> **Exercise directions**
Your answer should consist of each line from the data below that contains "required".

> **Provided material**
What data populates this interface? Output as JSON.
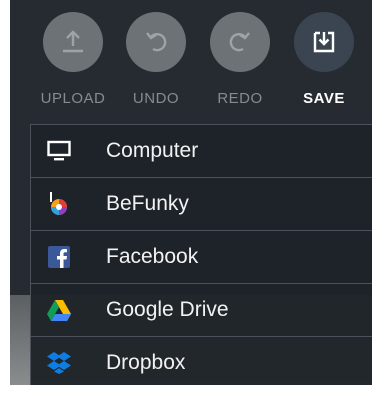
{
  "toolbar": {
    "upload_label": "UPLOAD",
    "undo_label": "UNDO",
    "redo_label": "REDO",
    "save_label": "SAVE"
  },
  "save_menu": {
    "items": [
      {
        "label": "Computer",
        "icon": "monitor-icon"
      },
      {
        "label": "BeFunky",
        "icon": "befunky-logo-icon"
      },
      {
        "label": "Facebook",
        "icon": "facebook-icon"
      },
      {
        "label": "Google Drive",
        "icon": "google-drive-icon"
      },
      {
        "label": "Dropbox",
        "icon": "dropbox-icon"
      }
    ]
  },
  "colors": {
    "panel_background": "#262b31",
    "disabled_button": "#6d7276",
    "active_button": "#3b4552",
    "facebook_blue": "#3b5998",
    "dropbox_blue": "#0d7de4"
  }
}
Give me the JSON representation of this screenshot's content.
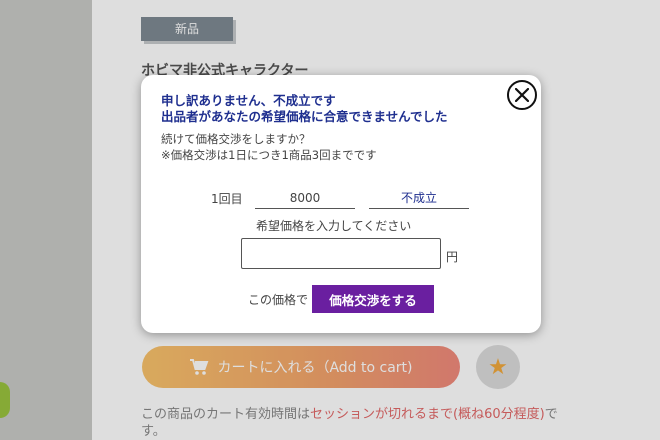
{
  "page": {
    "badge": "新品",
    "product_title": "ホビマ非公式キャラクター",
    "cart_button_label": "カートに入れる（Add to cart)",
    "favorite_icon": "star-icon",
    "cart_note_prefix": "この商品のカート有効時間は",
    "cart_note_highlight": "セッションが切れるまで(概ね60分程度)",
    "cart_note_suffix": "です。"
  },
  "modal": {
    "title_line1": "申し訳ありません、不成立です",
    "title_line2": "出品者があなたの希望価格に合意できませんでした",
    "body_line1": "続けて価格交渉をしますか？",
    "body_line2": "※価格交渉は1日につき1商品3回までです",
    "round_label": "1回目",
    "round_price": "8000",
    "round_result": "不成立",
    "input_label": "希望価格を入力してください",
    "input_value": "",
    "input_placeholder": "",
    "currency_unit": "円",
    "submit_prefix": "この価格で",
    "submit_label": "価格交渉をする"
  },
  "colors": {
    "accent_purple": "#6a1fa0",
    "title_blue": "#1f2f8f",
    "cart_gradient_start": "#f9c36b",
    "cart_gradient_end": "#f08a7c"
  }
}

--

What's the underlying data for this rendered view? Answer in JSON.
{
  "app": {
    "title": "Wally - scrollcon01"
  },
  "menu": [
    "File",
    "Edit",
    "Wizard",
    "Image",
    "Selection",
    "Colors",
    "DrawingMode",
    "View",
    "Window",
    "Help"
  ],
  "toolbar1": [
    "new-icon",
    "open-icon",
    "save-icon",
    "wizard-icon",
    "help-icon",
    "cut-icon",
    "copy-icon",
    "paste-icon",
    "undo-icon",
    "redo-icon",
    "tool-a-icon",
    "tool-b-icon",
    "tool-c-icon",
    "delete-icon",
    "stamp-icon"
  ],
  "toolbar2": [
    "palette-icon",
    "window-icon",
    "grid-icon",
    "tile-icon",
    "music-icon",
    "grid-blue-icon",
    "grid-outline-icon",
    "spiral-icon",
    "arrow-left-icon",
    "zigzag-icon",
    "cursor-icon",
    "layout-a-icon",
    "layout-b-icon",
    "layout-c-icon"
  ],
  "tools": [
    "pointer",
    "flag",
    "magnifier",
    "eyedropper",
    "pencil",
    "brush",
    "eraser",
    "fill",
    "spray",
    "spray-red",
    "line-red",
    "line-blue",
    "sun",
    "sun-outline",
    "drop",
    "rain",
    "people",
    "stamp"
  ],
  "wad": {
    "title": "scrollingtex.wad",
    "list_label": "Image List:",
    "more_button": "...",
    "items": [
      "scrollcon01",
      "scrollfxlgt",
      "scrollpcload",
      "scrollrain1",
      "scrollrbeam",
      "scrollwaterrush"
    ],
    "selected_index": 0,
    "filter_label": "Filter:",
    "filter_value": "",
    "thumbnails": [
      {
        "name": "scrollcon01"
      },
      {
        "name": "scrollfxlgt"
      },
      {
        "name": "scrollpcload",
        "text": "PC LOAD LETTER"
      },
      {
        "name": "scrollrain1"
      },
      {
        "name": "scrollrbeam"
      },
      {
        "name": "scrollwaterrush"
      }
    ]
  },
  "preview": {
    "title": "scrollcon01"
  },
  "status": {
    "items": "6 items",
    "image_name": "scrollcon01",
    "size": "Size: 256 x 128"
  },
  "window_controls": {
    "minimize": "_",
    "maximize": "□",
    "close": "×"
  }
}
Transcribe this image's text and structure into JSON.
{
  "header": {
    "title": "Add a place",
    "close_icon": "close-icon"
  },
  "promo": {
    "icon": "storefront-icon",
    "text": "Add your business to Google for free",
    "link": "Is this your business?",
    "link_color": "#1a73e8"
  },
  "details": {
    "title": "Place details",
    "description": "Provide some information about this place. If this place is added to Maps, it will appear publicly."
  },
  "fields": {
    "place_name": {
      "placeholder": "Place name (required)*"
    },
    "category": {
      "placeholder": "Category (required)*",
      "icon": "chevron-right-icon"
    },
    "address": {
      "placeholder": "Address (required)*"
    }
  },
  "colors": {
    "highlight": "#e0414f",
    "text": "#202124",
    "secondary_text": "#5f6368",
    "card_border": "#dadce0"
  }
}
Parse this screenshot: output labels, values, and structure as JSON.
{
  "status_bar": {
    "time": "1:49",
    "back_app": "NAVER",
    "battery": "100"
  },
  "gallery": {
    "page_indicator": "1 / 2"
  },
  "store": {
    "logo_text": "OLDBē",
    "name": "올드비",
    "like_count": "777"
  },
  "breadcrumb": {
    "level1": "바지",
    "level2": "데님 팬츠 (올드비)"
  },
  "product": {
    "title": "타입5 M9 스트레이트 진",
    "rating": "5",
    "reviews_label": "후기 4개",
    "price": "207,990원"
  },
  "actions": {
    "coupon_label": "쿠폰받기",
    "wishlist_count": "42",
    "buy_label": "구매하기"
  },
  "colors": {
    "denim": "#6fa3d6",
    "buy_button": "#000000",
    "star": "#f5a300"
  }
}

> **Solved exercise**
      "placeholder": "Place name (required)*"
      "placeholder": "Category (required)*",
      "placeholder": "Address (required)*"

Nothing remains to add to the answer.